Said La Russa, who has seen plenty in his 34 seasons of major-league managing but never anything like this: “This guy, he’s as good as anybody playing at that position. He’s one of the best players in baseball. He deserves the recognition. And he deserves the respect. When somebody disrespects him, he should get upset. I know I would. Think about how special he is, think about the game he had under those circumstances. That made it special.”
By Sunday, even Yankees manager Aaron Boone was having difficulty mustering a Donaldson defense. “I don’t believe there was any malicious intent in that regard, but you know, this is — just in my opinion — somewhere he should not be going,” he said.
Despite a majors-best 29-12 start, the Yankees already are surrounded by storm clouds. Aaron Judge, who leads the majors with 15 home runs, appears ready to play out the season and enter free agency — in search of a $300 million-plus contract. Imagine if the maniacal spender across town, Mets owner Steve Cohen, poaches Judge with the richest bid and pulls off the ultimate pinstriped nightmare? Closer Aroldis Chapman is dealing with an Achilles issue, among other team injuries. The clubhouse was hit by COVID-19 over the weekend. And did I mention the Mets? They’re stealing headlines from the Yankees as they haven’t in eons and will battle the Dodgers for the National League pennant.
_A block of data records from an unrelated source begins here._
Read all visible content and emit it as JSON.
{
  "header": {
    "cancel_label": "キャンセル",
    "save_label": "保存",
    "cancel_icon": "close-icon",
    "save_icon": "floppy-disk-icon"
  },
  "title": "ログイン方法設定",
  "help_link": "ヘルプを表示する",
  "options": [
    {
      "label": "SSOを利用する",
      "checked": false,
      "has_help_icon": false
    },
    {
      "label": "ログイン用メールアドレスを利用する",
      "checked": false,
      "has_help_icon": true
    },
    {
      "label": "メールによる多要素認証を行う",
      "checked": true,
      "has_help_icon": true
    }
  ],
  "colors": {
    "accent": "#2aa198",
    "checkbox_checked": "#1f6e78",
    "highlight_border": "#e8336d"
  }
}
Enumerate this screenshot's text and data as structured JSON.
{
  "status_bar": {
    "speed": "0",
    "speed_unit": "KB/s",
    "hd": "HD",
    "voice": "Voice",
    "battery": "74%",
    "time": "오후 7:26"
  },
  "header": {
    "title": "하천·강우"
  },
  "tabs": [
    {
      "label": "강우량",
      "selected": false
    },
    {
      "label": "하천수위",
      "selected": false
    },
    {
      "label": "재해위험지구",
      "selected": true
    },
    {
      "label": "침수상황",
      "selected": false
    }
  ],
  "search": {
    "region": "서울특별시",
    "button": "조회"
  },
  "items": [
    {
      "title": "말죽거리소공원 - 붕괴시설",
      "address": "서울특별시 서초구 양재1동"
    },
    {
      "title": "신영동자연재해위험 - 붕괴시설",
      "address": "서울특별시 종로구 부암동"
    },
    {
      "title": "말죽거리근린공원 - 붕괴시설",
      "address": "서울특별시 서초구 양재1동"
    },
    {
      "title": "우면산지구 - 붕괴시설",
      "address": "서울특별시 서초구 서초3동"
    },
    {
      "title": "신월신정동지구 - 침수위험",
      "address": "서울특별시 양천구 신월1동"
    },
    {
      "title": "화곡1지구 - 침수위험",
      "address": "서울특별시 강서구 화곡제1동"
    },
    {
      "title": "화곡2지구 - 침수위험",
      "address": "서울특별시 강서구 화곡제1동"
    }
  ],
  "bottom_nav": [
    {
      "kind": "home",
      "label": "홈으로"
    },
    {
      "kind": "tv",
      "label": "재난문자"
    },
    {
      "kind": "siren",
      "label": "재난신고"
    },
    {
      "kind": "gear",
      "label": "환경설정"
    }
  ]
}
Oh, and remember how the Yankees insisted they never cheated in electronic sign-stealing schemes? Well, they did, if not as egregiously as the Houston Astros, according to a Manfred letter from 2017 that finally went public recently — and the Yankees should be ashamed. As radio play-by-play barker John Sterling might say now, “Theeeeeee Yankees cheat!’’ It didn’t stop general manager Brian Cashman from saying of his team’s 13-year championship-less drought: “The only thing that derailed us was a cheating circumstance that threw us off."
His comments angered Astros owner Jim Crane, who said, “I found his comments to be extremely strange. There's the letter, and you were doing it, too. You were there, dude. What are you talking about? If I was one of the teams, and I knew our team was doing it (cheating), I'd keep my mouth shut and just go about our business. But listen, I can only control what's going on here. I can't control what the other guys do.''
To which Cashman fired back: “I don't think anybody's going to dance to the tune he's singing. I’d say it's called deflection, him trying to equate ... an equivalent of a parking ticket to maybe 162 felonies. I don't think anybody equates it to what the Astros did except for Houston. That is the feedback from everybody in the industry, including Major League Baseball."
Meanwhile, Yankees fans continue to embarrass a legendary franchise and the city. Recently, the outfield hecklers were so wicked that Cleveland outfielder Myles Straw climbed the chain-link fence like Spider-Man to confront them face to face — before dodging bottles in a near-riot. These are the same sort of cretins who thinks it’s cool to mock Tim Anderson with “Jackie!” chants.
Manfred’s office continues to investigate. Anything less than a multiple-game suspension for Donaldson, the fool who instigated the furor, won’t be acceptable. More than any other precious element in its waning empire, baseball must protect Jackie Robinson from the racists who lurk.
Otherwise, we’re still stuck in 1947.
Jay Mariotti, called “without question the most impacting Chicago sportswriter of the past quarter-century,’’ writes general sports columns for Substack while appearing on some of the 1,678,498 podcasts and shows in production today. He is an accomplished columnist, TV panelist and talk/podcast host. Living in Los Angeles, he gravitated by osmosis to film projects.